▶ **App and web page records**

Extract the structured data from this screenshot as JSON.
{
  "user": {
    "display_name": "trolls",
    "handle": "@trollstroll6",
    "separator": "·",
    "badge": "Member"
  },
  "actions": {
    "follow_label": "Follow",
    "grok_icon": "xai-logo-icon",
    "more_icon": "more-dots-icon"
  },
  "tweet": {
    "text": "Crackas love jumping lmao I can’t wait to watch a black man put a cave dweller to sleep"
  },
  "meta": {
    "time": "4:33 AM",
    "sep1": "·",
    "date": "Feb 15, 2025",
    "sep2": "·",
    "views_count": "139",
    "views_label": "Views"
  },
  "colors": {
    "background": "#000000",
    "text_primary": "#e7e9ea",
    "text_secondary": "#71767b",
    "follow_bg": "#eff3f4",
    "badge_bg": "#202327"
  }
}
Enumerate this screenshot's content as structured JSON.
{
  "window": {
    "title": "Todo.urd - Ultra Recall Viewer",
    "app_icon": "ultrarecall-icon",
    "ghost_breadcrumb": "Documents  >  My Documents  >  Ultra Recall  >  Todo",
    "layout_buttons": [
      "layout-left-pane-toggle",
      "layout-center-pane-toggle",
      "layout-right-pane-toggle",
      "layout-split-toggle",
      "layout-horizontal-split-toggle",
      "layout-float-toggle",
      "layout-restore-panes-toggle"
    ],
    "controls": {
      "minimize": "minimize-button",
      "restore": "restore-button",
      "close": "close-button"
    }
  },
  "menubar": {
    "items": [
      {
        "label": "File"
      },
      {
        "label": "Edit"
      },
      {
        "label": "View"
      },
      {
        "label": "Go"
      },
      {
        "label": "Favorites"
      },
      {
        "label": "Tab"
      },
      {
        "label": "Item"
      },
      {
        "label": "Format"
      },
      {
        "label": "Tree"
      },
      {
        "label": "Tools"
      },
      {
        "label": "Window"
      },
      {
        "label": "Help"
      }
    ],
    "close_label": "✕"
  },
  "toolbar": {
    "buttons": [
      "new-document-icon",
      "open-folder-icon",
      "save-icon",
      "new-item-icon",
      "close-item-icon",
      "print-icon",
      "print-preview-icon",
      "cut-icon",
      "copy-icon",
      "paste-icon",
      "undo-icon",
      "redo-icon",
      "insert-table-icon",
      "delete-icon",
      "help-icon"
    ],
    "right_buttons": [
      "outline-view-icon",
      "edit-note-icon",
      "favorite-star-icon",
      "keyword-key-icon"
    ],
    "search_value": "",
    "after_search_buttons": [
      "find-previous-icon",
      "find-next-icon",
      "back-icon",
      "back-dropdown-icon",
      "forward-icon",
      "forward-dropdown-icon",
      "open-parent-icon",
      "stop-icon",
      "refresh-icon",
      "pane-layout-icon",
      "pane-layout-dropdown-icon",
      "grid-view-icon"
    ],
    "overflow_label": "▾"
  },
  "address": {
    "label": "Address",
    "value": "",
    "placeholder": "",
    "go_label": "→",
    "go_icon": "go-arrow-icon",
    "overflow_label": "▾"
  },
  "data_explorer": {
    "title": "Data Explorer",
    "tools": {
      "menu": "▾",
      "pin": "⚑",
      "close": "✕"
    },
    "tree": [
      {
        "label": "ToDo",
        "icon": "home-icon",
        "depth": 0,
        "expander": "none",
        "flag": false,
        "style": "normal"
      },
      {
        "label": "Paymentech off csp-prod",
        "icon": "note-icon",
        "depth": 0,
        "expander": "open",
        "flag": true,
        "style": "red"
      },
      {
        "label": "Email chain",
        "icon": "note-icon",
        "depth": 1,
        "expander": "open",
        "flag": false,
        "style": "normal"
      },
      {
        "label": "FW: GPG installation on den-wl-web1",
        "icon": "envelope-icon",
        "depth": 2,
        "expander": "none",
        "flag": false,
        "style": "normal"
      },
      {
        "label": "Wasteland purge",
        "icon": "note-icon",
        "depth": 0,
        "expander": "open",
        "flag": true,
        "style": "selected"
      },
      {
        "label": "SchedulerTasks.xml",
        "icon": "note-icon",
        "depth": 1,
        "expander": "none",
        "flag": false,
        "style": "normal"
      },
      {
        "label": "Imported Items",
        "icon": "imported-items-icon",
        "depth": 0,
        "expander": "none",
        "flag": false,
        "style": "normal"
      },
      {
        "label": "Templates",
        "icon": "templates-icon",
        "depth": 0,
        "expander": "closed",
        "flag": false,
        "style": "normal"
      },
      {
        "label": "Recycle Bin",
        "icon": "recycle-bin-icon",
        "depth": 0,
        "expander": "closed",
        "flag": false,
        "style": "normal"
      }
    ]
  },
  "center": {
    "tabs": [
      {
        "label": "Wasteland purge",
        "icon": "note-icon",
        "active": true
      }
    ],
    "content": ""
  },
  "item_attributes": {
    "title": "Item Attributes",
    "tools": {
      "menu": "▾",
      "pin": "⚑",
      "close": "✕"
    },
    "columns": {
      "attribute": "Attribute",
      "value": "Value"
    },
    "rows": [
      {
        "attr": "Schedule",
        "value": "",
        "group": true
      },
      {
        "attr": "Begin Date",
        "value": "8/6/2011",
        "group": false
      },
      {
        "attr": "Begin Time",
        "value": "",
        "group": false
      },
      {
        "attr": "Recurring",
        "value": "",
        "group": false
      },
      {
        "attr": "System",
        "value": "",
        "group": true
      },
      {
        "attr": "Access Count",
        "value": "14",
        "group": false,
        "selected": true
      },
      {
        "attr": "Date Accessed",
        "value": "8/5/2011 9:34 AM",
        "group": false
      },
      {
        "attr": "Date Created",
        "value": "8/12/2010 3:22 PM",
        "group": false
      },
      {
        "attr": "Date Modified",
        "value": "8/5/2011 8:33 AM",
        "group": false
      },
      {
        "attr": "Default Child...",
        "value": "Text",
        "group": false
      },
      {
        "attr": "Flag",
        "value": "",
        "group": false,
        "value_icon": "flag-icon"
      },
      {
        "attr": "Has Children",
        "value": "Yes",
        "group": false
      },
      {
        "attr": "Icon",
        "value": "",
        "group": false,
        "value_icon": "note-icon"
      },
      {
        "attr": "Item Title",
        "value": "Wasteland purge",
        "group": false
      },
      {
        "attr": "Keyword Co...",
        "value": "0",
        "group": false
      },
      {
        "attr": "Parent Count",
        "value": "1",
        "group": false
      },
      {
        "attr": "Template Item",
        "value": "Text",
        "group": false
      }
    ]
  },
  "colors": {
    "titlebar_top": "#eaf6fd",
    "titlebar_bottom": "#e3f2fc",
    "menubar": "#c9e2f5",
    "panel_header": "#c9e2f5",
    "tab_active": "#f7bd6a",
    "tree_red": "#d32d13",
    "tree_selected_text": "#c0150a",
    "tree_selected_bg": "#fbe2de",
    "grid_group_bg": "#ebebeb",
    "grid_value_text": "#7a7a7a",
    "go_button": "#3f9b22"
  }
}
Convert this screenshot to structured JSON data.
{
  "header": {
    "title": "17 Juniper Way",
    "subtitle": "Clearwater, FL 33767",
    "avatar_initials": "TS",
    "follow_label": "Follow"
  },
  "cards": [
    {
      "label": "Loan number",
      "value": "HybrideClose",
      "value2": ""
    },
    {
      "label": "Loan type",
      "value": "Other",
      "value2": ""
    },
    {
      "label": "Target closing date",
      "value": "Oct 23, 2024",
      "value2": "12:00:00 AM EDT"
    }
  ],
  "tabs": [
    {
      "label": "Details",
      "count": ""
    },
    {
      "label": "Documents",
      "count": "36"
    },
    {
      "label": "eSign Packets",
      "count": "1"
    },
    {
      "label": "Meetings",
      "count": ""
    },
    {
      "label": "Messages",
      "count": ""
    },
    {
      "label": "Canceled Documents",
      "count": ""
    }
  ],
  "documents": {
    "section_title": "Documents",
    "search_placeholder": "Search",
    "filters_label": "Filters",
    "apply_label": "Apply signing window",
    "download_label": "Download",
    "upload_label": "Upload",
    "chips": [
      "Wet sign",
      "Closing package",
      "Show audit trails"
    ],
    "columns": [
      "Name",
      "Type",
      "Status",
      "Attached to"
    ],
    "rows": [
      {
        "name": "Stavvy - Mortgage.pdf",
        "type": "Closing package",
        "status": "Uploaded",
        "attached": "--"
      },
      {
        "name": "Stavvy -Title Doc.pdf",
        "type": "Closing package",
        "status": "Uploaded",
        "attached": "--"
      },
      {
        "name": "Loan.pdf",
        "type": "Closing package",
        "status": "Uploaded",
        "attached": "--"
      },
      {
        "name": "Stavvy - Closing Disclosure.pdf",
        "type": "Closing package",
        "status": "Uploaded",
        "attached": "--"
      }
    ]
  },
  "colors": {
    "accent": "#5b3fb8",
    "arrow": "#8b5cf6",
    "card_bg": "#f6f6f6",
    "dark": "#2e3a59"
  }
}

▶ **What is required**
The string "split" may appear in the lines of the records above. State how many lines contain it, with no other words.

▶ **Output of the task**
2